We don’t know what happened to Naaman when he got back to Aram, or what it’s like to be a grown man, a military man, with a boy’s soft skin. Maybe the king of Aram threw a big party for him with all their friends and colleagues, but it makes me wonder.
Maybe Naaman was like C.P. Maybe he realized once he got back to Aram, that he could never really go home. That his mission had been too risky, that he had been successful in all the wrong ways, that his success would be reckoned to him as betrayal.
Or maybe he was welcomed back, tentatively, cautiously, like someone who’d gone too far, who now was unrecognizable to those he once knew. Maybe he was wracked with the doubts that grow out of receiving your life back from your enemy.
We don’t know how Naaman’s story ends. His history is opaque to us.

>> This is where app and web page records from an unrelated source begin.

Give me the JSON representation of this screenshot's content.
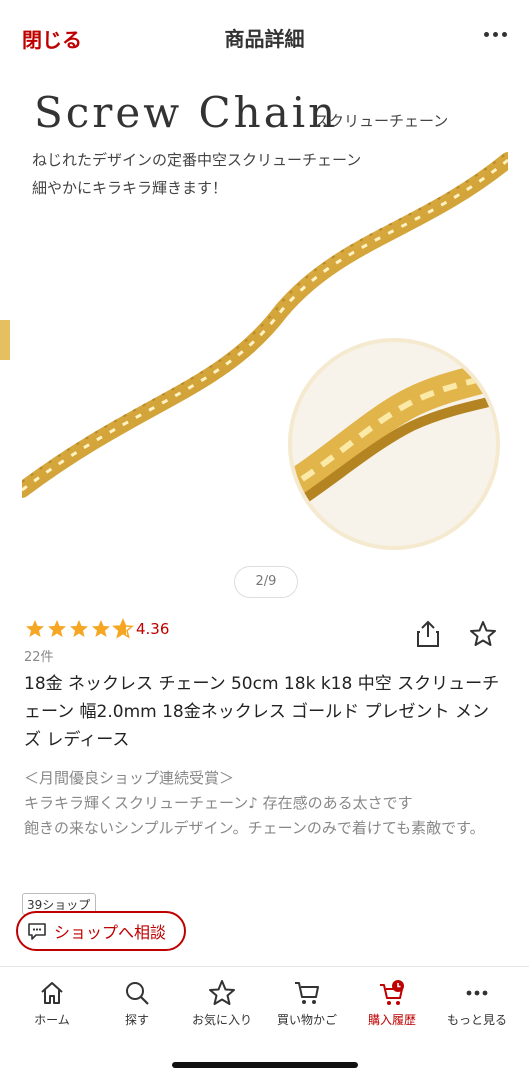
{
  "header": {
    "close_label": "閉じる",
    "title": "商品詳細"
  },
  "hero": {
    "title": "Screw Chain",
    "subtitle": "スクリューチェーン",
    "caption_line1": "ねじれたデザインの定番中空スクリューチェーン",
    "caption_line2": "細やかにキラキラ輝きます！"
  },
  "pager": {
    "text": "2/9"
  },
  "rating": {
    "value": "4.36",
    "count": "22件",
    "stars": 4.36
  },
  "product": {
    "title": "18金 ネックレス チェーン 50cm 18k k18 中空 スクリューチェーン 幅2.0mm 18金ネックレス ゴールド プレゼント メンズ レディース",
    "desc_line1": "＜月間優良ショップ連続受賞＞",
    "desc_line2": "キラキラ輝くスクリューチェーン♪ 存在感のある太さです",
    "desc_line3": "飽きの来ないシンプルデザイン。チェーンのみで着けても素敵です。"
  },
  "shop_badge": "39ショップ",
  "consult_button": "ショップへ相談",
  "nav": {
    "items": [
      {
        "label": "ホーム",
        "icon": "home-icon"
      },
      {
        "label": "探す",
        "icon": "search-icon"
      },
      {
        "label": "お気に入り",
        "icon": "star-icon"
      },
      {
        "label": "買い物かご",
        "icon": "cart-icon"
      },
      {
        "label": "購入履歴",
        "icon": "purchase-history-icon"
      },
      {
        "label": "もっと見る",
        "icon": "more-icon"
      }
    ]
  },
  "colors": {
    "accent": "#bf0000",
    "star": "#f5a623",
    "gold": "#d8ad3c"
  }
}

What we do know is that his transformation, like C.P.’s, was not instantaneous. We know that from Naaman’s anger. It was not what he wanted. It was not a magical invocation and a miraculous waving of hands. It was not a priestly blessing. It was seven humiliating baths in the Jordan River or ten tiring and demeaning charettes. It was unseemly candor with the unlikliest of people. It was moments and days and years left unrecorded, slowly adjusting his unfamiliar body to his unchosen life.

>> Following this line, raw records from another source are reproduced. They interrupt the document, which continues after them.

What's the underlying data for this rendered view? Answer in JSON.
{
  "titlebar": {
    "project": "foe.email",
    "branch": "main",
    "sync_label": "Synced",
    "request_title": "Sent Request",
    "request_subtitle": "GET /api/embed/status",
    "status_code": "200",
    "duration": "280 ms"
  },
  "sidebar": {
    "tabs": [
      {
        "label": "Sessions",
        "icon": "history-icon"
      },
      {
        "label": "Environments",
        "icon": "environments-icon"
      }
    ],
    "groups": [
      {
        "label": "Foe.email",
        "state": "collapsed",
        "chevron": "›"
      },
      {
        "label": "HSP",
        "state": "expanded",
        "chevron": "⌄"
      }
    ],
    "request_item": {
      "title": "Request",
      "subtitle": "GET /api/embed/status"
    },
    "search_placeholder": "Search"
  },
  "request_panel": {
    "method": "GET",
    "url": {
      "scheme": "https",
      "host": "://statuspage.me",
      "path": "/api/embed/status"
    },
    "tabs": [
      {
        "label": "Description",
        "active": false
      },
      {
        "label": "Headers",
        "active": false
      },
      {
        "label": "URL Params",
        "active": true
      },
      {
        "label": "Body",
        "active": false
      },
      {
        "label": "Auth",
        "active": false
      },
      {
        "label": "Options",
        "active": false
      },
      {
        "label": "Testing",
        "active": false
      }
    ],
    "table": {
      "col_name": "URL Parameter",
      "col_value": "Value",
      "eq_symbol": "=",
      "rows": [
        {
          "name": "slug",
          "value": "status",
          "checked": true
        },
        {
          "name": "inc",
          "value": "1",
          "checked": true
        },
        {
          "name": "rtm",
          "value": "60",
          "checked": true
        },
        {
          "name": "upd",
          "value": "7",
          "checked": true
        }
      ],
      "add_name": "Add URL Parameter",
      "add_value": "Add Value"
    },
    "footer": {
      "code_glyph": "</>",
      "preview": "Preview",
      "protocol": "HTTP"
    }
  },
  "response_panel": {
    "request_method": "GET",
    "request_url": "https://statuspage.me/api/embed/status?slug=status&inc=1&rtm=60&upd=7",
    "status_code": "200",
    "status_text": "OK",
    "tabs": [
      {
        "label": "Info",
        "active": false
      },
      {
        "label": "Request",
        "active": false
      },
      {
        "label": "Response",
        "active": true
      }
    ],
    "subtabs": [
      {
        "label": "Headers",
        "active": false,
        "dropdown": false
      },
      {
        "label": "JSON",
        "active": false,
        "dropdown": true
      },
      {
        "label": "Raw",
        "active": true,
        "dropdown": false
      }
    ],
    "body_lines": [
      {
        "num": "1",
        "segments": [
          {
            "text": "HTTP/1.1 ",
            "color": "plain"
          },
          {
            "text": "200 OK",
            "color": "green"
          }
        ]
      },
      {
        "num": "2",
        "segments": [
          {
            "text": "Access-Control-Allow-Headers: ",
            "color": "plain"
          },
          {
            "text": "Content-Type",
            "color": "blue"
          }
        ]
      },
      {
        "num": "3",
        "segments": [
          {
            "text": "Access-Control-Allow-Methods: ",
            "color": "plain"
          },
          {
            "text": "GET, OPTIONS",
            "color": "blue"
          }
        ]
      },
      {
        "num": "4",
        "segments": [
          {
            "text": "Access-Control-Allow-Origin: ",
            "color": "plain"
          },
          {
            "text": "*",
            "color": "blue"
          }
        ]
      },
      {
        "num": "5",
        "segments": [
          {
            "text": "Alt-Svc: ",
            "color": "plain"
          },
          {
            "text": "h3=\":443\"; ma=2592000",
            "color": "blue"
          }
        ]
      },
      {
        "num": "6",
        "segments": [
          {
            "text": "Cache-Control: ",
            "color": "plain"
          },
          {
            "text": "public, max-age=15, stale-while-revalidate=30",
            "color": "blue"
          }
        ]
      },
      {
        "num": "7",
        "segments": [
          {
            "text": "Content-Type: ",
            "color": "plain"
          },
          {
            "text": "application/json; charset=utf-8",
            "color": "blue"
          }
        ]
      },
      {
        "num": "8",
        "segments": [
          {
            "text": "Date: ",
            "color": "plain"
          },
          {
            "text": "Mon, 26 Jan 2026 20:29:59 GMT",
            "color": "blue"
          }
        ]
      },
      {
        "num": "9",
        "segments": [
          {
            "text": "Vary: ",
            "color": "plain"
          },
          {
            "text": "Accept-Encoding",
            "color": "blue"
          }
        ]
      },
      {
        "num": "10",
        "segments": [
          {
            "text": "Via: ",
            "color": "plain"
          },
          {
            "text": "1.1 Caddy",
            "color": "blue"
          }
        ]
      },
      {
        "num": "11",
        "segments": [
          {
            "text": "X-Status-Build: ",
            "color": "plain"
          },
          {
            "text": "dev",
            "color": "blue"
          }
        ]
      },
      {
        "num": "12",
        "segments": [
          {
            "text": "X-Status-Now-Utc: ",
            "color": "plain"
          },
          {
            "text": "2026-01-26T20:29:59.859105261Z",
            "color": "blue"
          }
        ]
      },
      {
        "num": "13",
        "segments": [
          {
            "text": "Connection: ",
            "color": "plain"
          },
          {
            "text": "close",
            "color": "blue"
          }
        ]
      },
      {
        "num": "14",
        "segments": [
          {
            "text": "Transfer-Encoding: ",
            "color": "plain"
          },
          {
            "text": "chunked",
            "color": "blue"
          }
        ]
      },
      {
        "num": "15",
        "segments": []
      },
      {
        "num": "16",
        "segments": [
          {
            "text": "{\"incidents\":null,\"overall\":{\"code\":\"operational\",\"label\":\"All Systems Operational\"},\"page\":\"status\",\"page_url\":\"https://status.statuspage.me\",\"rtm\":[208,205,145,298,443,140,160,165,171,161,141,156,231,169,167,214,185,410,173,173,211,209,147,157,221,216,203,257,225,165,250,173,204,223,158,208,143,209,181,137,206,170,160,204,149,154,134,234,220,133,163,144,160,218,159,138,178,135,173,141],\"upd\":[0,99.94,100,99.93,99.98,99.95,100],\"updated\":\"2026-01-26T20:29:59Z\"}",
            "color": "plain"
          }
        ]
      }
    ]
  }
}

C.P.’s betrayal of his klan, both the fraternity and the extended family, was unforgivable. Those spaces he once called home were now closed to him. As a white working class race traitor at the end of the twentieth century in the American South, he was shunned from family reunions and never again found a church where he could belong. But as a tradesman at Duke, he found his way into an integrated labor union, where he was elected and worked successfully for its 80% black membership for the final two decades of his career.
At his funeral, Ann arrived early and sat down in front. The funeral home director approached her and asked her to move. She was in the section reserved for family.

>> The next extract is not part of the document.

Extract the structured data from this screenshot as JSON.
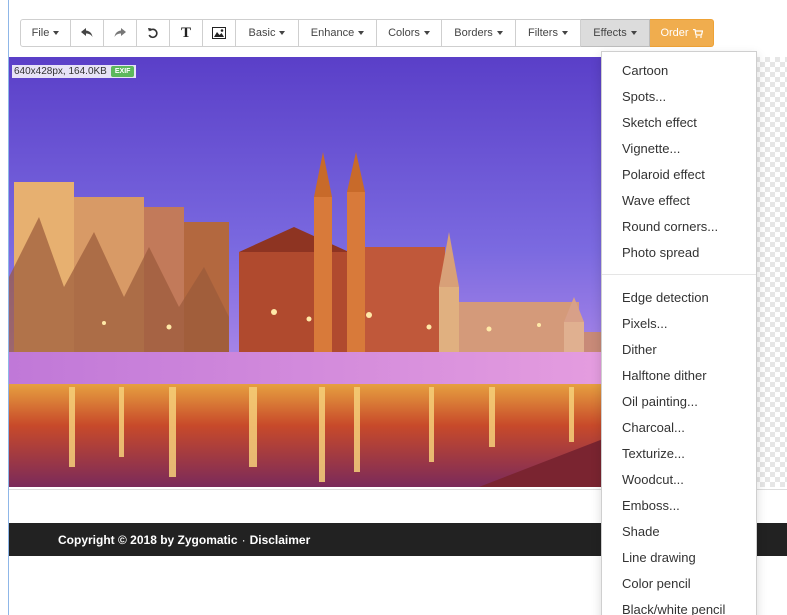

“I’m his sister,” she replied.
On July 4, 1915, during the First World War, a French soldier wrote a letter to his cousin. “Above all, trust in the slow work of God,” Pierre Teilhard de Chardin wrote.
We are, quite naturally, impatient in everything to reach the end without delay. We should like to skip the intermediate stages. We are impatient of being on the way to something unknown, something new. And yet it is the law of all progress that it is made by passing through some stages of instability – and that may take a very long time.
The ironies of this statement, of course, lie between its context, the fundamental impatience of war, and its illusion of future security. Teaming up and killing each other is about the least patient thing we can do and the “stages of instability” he concedes are not so much the stepping stones he imagines as simply the character of life’s terrain. Yet perhaps in the context of Naaman’s, C.P.’s, and our lives, we can find some truth and gain some consolation and courage here.
We live our lives in a slow unfolding, within never-ending ecologies of relationships, fidelities and betrayals unknown and unforeseen. Perhaps these are excruciating because they are our horizons; because they extend beyond our capacity to know or imagine; because this is the topography of life, and we need each other to be our Elisha, to listen to us with compassion, heal us, and to tell us, “Go in peace.”
 Osha Gray Davidson, The Best of Enemies (Chapel Hill: University of North Carolina Press, 2007).
 Ibid., 275.
 Ibid., 276.
 Pierre Teilhard de Chardin, The Making of a Mind: Letters from a Soldier-Priest, 1914-1919, tr. René Hauge (London: Collins, 1965), 57.